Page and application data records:
□ □ □ □ □

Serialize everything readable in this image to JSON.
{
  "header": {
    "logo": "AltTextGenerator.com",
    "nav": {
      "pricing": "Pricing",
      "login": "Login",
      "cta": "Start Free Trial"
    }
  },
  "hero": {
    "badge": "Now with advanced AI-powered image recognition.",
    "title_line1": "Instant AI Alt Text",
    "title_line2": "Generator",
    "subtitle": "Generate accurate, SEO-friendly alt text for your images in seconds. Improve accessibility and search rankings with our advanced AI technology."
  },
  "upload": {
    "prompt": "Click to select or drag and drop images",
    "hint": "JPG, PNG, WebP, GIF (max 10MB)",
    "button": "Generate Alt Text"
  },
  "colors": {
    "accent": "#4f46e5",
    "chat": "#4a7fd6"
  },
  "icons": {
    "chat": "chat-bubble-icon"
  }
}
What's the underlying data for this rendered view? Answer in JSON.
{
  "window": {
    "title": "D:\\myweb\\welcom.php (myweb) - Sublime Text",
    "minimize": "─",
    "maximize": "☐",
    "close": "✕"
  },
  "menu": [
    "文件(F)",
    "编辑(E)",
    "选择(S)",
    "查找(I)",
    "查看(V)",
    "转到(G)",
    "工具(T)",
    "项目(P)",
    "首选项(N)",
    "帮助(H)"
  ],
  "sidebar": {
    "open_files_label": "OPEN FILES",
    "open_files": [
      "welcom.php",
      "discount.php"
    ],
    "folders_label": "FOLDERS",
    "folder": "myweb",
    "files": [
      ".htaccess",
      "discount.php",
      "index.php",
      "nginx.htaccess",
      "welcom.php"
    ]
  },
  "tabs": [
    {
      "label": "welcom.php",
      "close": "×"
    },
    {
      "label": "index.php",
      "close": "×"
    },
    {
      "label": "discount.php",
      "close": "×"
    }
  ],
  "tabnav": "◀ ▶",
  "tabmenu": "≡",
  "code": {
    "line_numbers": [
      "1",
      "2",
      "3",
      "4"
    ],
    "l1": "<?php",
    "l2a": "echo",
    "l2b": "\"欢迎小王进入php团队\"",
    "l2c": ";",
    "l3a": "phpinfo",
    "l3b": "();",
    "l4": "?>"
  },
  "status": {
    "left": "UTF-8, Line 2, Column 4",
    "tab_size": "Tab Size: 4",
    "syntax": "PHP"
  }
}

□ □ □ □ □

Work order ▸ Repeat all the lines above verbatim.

Exercise response ▸
Serialize everything readable in this image to JSON.
{
  "header": {
    "logo": "AltTextGenerator.com",
    "nav": {
      "pricing": "Pricing",
      "login": "Login",
      "cta": "Start Free Trial"
    }
  },
  "hero": {
    "badge": "Now with advanced AI-powered image recognition.",
    "title_line1": "Instant AI Alt Text",
    "title_line2": "Generator",
    "subtitle": "Generate accurate, SEO-friendly alt text for your images in seconds. Improve accessibility and search rankings with our advanced AI technology."
  },
  "upload": {
    "prompt": "Click to select or drag and drop images",
    "hint": "JPG, PNG, WebP, GIF (max 10MB)",
    "button": "Generate Alt Text"
  },
  "colors": {
    "accent": "#4f46e5",
    "chat": "#4a7fd6"
  },
  "icons": {
    "chat": "chat-bubble-icon"
  }
}
What's the underlying data for this rendered view? Answer in JSON.
{
  "window": {
    "title": "D:\\myweb\\welcom.php (myweb) - Sublime Text",
    "minimize": "─",
    "maximize": "☐",
    "close": "✕"
  },
  "menu": [
    "文件(F)",
    "编辑(E)",
    "选择(S)",
    "查找(I)",
    "查看(V)",
    "转到(G)",
    "工具(T)",
    "项目(P)",
    "首选项(N)",
    "帮助(H)"
  ],
  "sidebar": {
    "open_files_label": "OPEN FILES",
    "open_files": [
      "welcom.php",
      "discount.php"
    ],
    "folders_label": "FOLDERS",
    "folder": "myweb",
    "files": [
      ".htaccess",
      "discount.php",
      "index.php",
      "nginx.htaccess",
      "welcom.php"
    ]
  },
  "tabs": [
    {
      "label": "welcom.php",
      "close": "×"
    },
    {
      "label": "index.php",
      "close": "×"
    },
    {
      "label": "discount.php",
      "close": "×"
    }
  ],
  "tabnav": "◀ ▶",
  "tabmenu": "≡",
  "code": {
    "line_numbers": [
      "1",
      "2",
      "3",
      "4"
    ],
    "l1": "<?php",
    "l2a": "echo",
    "l2b": "\"欢迎小王进入php团队\"",
    "l2c": ";",
    "l3a": "phpinfo",
    "l3b": "();",
    "l4": "?>"
  },
  "status": {
    "left": "UTF-8, Line 2, Column 4",
    "tab_size": "Tab Size: 4",
    "syntax": "PHP"
  }
}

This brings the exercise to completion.